The Science Behind Fat and Fat Derived Regenerative Stem Cells

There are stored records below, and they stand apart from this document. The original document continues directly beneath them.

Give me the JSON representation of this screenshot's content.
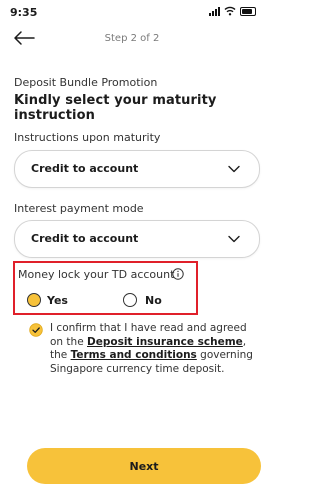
{
  "status_bar": {
    "time": "9:35"
  },
  "header": {
    "step_label": "Step 2 of 2"
  },
  "promo": {
    "label": "Deposit Bundle Promotion",
    "title": "Kindly select your maturity instruction"
  },
  "maturity": {
    "label": "Instructions upon maturity",
    "value": "Credit to account"
  },
  "interest": {
    "label": "Interest payment mode",
    "value": "Credit to account"
  },
  "money_lock": {
    "label": "Money lock your TD account",
    "options": [
      "Yes",
      "No"
    ],
    "selected": "Yes"
  },
  "consent": {
    "checked": true,
    "text_before": "I confirm that I have read and agreed on the ",
    "link_deposit": "Deposit insurance scheme",
    "text_middle": ", the ",
    "link_terms": "Terms and conditions",
    "text_after": " governing Singapore currency time deposit."
  },
  "footer": {
    "next_label": "Next"
  },
  "colors": {
    "accent": "#f7c23a",
    "highlight_border": "#e0202a"
  }
}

A recent study* shows fat cells inside the skin (intradermal) grow in sync with nearby hair follicles suggesting a possible link between the body’s fat cells and hair producing cells. As a hair follicle goes from a resting to an active state, both mature and immature (precursor) cells grow and increase in number and activity. In animal models, a chemical messenger first discovered in blood platelets called platelet-derived growth factor (PDGF) is increased in fat precursor cells of mice with normal hair and it is decreased in mice with slower hair follicle activation. Interestingly, one of the current treatments under development with early promising results involves injecting the scalp of a patient with hair loss with their own platelet enriched plasma, which is packed with PDGF in addition to many other growth factors. Researchers found mice with genetic mutations that block their fat cells from normal function developed abnormal skin and significant hair loss. On the other hand, too many fat cells, as in obesity, often leads to an increased amount of hair and growth of hair in unwanted areas (hirsutism). More exciting research into how intradermal fat cells support hair growth is currently underway.
*This information was presented by Steven R. Cohen, MD, FACS at the 5th Annual Summit in Aesthetic Medicine
Written and edited for ZALEA by Dr Larisa Lehmer and Dr. Christopher B. Zachary
Jill S. Waibel, MD
Unraveling hair follicle-adipocyte communication is a recent study discussing the possible complex interactions that may exist with the “ intradermal” fat cells communicating with hair producing cell life cycles. The model discusses both a role of a distinct layer of intradermal adipocytes which may regulate hair follicles. In addition signaling from growth factors and cytokines including PDGF, calcineurin/NFAT, BMP2, EGF and FFA also play important roles in hair growth. This science highlights how fast regenerative medicine is moving. At the forefront of regenerative medicine are induced pluripotent stem cells (iPSC). IPSC are induced by a virus with the ability – pluripotent to transform into any cell in the body. By definition stem cells proliferative indefinitely making them immortal. Currently, there are no FDA-approved human uses for stem cells. In 2016, we should start to see the first phase III human clinical trials in the United States with stem cells. Most of these trials will be in the cardiovascular and neurosciences branches of medicine. Regenerative medicine is the next forefront of medicine and stem cells are being studied worldwide Japan is leading the way due to an encouraging regulatory environment. Stem cells are currently being studied most commonly as undifferentiated – unsorted stem cells that are then transplanted into organism hoping for therapeutic effect. Other stem cell strategies include in vitro differentiation of certain cells prior to transplantation. Lastly, some labs are growing “organs in a dish”/culture for tissue engineering and disease modeling. Disease modeling is recreating a disease and testing drugs on these cells for drug screening purposes. Although regenerative medicine is exciting, this field is in its infancy and many studies on safety and efficacy are needed.